Reply with the data below, repeated exactly in full.

■ ■ ■ ■

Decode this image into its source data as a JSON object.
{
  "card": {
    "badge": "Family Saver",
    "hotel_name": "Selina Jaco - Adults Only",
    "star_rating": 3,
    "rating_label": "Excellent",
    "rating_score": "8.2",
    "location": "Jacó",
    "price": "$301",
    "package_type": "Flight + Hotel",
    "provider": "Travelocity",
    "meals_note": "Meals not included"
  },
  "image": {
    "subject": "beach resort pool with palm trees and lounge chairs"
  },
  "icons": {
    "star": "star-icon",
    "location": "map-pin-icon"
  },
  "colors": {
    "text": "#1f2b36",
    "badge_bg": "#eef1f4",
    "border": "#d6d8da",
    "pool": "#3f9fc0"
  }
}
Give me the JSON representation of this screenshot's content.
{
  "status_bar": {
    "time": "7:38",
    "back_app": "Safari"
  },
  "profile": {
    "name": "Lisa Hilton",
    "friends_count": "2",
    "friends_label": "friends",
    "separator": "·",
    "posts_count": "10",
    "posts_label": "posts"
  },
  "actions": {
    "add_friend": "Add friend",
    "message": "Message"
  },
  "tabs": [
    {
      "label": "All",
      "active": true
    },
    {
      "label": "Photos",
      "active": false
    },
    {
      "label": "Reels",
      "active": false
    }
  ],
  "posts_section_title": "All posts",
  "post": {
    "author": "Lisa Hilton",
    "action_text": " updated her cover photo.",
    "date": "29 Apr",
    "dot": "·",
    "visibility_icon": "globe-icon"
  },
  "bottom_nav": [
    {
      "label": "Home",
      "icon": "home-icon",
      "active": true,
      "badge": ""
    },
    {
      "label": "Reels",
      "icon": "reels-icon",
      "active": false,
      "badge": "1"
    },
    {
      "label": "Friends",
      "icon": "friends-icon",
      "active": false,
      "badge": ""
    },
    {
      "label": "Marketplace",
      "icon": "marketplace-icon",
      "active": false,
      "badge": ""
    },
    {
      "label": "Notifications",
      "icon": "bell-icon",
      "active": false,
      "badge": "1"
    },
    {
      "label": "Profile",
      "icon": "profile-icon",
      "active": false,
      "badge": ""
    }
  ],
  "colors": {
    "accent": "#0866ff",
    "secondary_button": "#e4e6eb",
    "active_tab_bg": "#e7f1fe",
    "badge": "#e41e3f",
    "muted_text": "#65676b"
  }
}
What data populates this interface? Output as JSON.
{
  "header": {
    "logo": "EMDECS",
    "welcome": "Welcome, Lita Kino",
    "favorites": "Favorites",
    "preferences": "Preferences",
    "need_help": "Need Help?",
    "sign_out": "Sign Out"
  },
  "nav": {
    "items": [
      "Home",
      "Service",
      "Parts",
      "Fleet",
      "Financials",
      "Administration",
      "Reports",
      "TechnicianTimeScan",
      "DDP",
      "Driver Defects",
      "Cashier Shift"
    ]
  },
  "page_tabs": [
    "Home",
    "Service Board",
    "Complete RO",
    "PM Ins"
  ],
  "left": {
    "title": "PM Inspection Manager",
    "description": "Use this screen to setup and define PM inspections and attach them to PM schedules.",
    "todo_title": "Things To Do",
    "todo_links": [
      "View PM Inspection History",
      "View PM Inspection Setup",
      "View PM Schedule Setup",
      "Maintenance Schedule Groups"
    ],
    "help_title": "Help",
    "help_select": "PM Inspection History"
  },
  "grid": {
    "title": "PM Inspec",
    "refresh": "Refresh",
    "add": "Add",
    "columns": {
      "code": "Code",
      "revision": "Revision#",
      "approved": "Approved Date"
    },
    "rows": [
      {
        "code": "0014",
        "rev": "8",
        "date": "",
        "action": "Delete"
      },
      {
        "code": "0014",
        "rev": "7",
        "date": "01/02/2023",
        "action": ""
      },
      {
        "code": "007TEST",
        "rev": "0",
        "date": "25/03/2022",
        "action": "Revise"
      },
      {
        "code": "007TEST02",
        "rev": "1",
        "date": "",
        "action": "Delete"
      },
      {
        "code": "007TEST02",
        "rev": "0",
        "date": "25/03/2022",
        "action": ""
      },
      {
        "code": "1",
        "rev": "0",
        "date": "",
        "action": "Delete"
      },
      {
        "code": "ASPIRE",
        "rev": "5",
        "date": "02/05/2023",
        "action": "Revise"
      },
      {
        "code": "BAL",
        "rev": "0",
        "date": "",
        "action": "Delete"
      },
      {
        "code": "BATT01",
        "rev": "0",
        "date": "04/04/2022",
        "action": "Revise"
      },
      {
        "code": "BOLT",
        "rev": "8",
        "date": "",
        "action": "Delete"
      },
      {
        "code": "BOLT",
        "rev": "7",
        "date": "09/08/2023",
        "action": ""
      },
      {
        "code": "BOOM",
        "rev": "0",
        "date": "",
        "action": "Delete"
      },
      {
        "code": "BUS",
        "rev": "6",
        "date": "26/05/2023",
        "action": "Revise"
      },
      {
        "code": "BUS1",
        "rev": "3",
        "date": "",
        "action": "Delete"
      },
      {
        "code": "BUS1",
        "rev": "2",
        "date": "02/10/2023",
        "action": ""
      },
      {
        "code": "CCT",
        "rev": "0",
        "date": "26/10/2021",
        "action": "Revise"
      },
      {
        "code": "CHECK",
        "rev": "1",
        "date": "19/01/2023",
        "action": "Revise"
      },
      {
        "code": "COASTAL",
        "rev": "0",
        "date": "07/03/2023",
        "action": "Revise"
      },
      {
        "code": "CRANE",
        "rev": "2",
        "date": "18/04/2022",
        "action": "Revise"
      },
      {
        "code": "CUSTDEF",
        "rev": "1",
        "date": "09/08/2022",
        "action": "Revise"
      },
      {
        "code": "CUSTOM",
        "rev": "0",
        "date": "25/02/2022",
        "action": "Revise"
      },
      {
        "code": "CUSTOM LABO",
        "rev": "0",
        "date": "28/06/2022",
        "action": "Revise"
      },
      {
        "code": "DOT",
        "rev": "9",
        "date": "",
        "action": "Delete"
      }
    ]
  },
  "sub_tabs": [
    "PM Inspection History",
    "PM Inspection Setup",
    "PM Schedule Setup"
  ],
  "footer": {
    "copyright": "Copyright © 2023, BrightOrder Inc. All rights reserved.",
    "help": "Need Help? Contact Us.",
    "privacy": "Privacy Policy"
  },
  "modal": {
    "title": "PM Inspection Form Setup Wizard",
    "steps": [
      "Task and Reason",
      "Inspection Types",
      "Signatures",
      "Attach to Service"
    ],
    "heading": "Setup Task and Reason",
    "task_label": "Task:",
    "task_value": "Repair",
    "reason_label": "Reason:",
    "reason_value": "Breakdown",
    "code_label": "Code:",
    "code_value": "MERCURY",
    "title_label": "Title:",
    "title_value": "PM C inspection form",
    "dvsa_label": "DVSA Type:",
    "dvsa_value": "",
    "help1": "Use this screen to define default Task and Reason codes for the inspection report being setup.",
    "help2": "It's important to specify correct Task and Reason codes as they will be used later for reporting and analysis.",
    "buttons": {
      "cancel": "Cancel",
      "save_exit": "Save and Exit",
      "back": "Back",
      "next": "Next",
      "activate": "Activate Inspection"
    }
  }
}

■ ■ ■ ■

Answer:
Decode this image into its source data as a JSON object.
{
  "card": {
    "badge": "Family Saver",
    "hotel_name": "Selina Jaco - Adults Only",
    "star_rating": 3,
    "rating_label": "Excellent",
    "rating_score": "8.2",
    "location": "Jacó",
    "price": "$301",
    "package_type": "Flight + Hotel",
    "provider": "Travelocity",
    "meals_note": "Meals not included"
  },
  "image": {
    "subject": "beach resort pool with palm trees and lounge chairs"
  },
  "icons": {
    "star": "star-icon",
    "location": "map-pin-icon"
  },
  "colors": {
    "text": "#1f2b36",
    "badge_bg": "#eef1f4",
    "border": "#d6d8da",
    "pool": "#3f9fc0"
  }
}
Give me the JSON representation of this screenshot's content.
{
  "status_bar": {
    "time": "7:38",
    "back_app": "Safari"
  },
  "profile": {
    "name": "Lisa Hilton",
    "friends_count": "2",
    "friends_label": "friends",
    "separator": "·",
    "posts_count": "10",
    "posts_label": "posts"
  },
  "actions": {
    "add_friend": "Add friend",
    "message": "Message"
  },
  "tabs": [
    {
      "label": "All",
      "active": true
    },
    {
      "label": "Photos",
      "active": false
    },
    {
      "label": "Reels",
      "active": false
    }
  ],
  "posts_section_title": "All posts",
  "post": {
    "author": "Lisa Hilton",
    "action_text": " updated her cover photo.",
    "date": "29 Apr",
    "dot": "·",
    "visibility_icon": "globe-icon"
  },
  "bottom_nav": [
    {
      "label": "Home",
      "icon": "home-icon",
      "active": true,
      "badge": ""
    },
    {
      "label": "Reels",
      "icon": "reels-icon",
      "active": false,
      "badge": "1"
    },
    {
      "label": "Friends",
      "icon": "friends-icon",
      "active": false,
      "badge": ""
    },
    {
      "label": "Marketplace",
      "icon": "marketplace-icon",
      "active": false,
      "badge": ""
    },
    {
      "label": "Notifications",
      "icon": "bell-icon",
      "active": false,
      "badge": "1"
    },
    {
      "label": "Profile",
      "icon": "profile-icon",
      "active": false,
      "badge": ""
    }
  ],
  "colors": {
    "accent": "#0866ff",
    "secondary_button": "#e4e6eb",
    "active_tab_bg": "#e7f1fe",
    "badge": "#e41e3f",
    "muted_text": "#65676b"
  }
}
What data populates this interface? Output as JSON.
{
  "header": {
    "logo": "EMDECS",
    "welcome": "Welcome, Lita Kino",
    "favorites": "Favorites",
    "preferences": "Preferences",
    "need_help": "Need Help?",
    "sign_out": "Sign Out"
  },
  "nav": {
    "items": [
      "Home",
      "Service",
      "Parts",
      "Fleet",
      "Financials",
      "Administration",
      "Reports",
      "TechnicianTimeScan",
      "DDP",
      "Driver Defects",
      "Cashier Shift"
    ]
  },
  "page_tabs": [
    "Home",
    "Service Board",
    "Complete RO",
    "PM Ins"
  ],
  "left": {
    "title": "PM Inspection Manager",
    "description": "Use this screen to setup and define PM inspections and attach them to PM schedules.",
    "todo_title": "Things To Do",
    "todo_links": [
      "View PM Inspection History",
      "View PM Inspection Setup",
      "View PM Schedule Setup",
      "Maintenance Schedule Groups"
    ],
    "help_title": "Help",
    "help_select": "PM Inspection History"
  },
  "grid": {
    "title": "PM Inspec",
    "refresh": "Refresh",
    "add": "Add",
    "columns": {
      "code": "Code",
      "revision": "Revision#",
      "approved": "Approved Date"
    },
    "rows": [
      {
        "code": "0014",
        "rev": "8",
        "date": "",
        "action": "Delete"
      },
      {
        "code": "0014",
        "rev": "7",
        "date": "01/02/2023",
        "action": ""
      },
      {
        "code": "007TEST",
        "rev": "0",
        "date": "25/03/2022",
        "action": "Revise"
      },
      {
        "code": "007TEST02",
        "rev": "1",
        "date": "",
        "action": "Delete"
      },
      {
        "code": "007TEST02",
        "rev": "0",
        "date": "25/03/2022",
        "action": ""
      },
      {
        "code": "1",
        "rev": "0",
        "date": "",
        "action": "Delete"
      },
      {
        "code": "ASPIRE",
        "rev": "5",
        "date": "02/05/2023",
        "action": "Revise"
      },
      {
        "code": "BAL",
        "rev": "0",
        "date": "",
        "action": "Delete"
      },
      {
        "code": "BATT01",
        "rev": "0",
        "date": "04/04/2022",
        "action": "Revise"
      },
      {
        "code": "BOLT",
        "rev": "8",
        "date": "",
        "action": "Delete"
      },
      {
        "code": "BOLT",
        "rev": "7",
        "date": "09/08/2023",
        "action": ""
      },
      {
        "code": "BOOM",
        "rev": "0",
        "date": "",
        "action": "Delete"
      },
      {
        "code": "BUS",
        "rev": "6",
        "date": "26/05/2023",
        "action": "Revise"
      },
      {
        "code": "BUS1",
        "rev": "3",
        "date": "",
        "action": "Delete"
      },
      {
        "code": "BUS1",
        "rev": "2",
        "date": "02/10/2023",
        "action": ""
      },
      {
        "code": "CCT",
        "rev": "0",
        "date": "26/10/2021",
        "action": "Revise"
      },
      {
        "code": "CHECK",
        "rev": "1",
        "date": "19/01/2023",
        "action": "Revise"
      },
      {
        "code": "COASTAL",
        "rev": "0",
        "date": "07/03/2023",
        "action": "Revise"
      },
      {
        "code": "CRANE",
        "rev": "2",
        "date": "18/04/2022",
        "action": "Revise"
      },
      {
        "code": "CUSTDEF",
        "rev": "1",
        "date": "09/08/2022",
        "action": "Revise"
      },
      {
        "code": "CUSTOM",
        "rev": "0",
        "date": "25/02/2022",
        "action": "Revise"
      },
      {
        "code": "CUSTOM LABO",
        "rev": "0",
        "date": "28/06/2022",
        "action": "Revise"
      },
      {
        "code": "DOT",
        "rev": "9",
        "date": "",
        "action": "Delete"
      }
    ]
  },
  "sub_tabs": [
    "PM Inspection History",
    "PM Inspection Setup",
    "PM Schedule Setup"
  ],
  "footer": {
    "copyright": "Copyright © 2023, BrightOrder Inc. All rights reserved.",
    "help": "Need Help? Contact Us.",
    "privacy": "Privacy Policy"
  },
  "modal": {
    "title": "PM Inspection Form Setup Wizard",
    "steps": [
      "Task and Reason",
      "Inspection Types",
      "Signatures",
      "Attach to Service"
    ],
    "heading": "Setup Task and Reason",
    "task_label": "Task:",
    "task_value": "Repair",
    "reason_label": "Reason:",
    "reason_value": "Breakdown",
    "code_label": "Code:",
    "code_value": "MERCURY",
    "title_label": "Title:",
    "title_value": "PM C inspection form",
    "dvsa_label": "DVSA Type:",
    "dvsa_value": "",
    "help1": "Use this screen to define default Task and Reason codes for the inspection report being setup.",
    "help2": "It's important to specify correct Task and Reason codes as they will be used later for reporting and analysis.",
    "buttons": {
      "cancel": "Cancel",
      "save_exit": "Save and Exit",
      "back": "Back",
      "next": "Next",
      "activate": "Activate Inspection"
    }
  }
}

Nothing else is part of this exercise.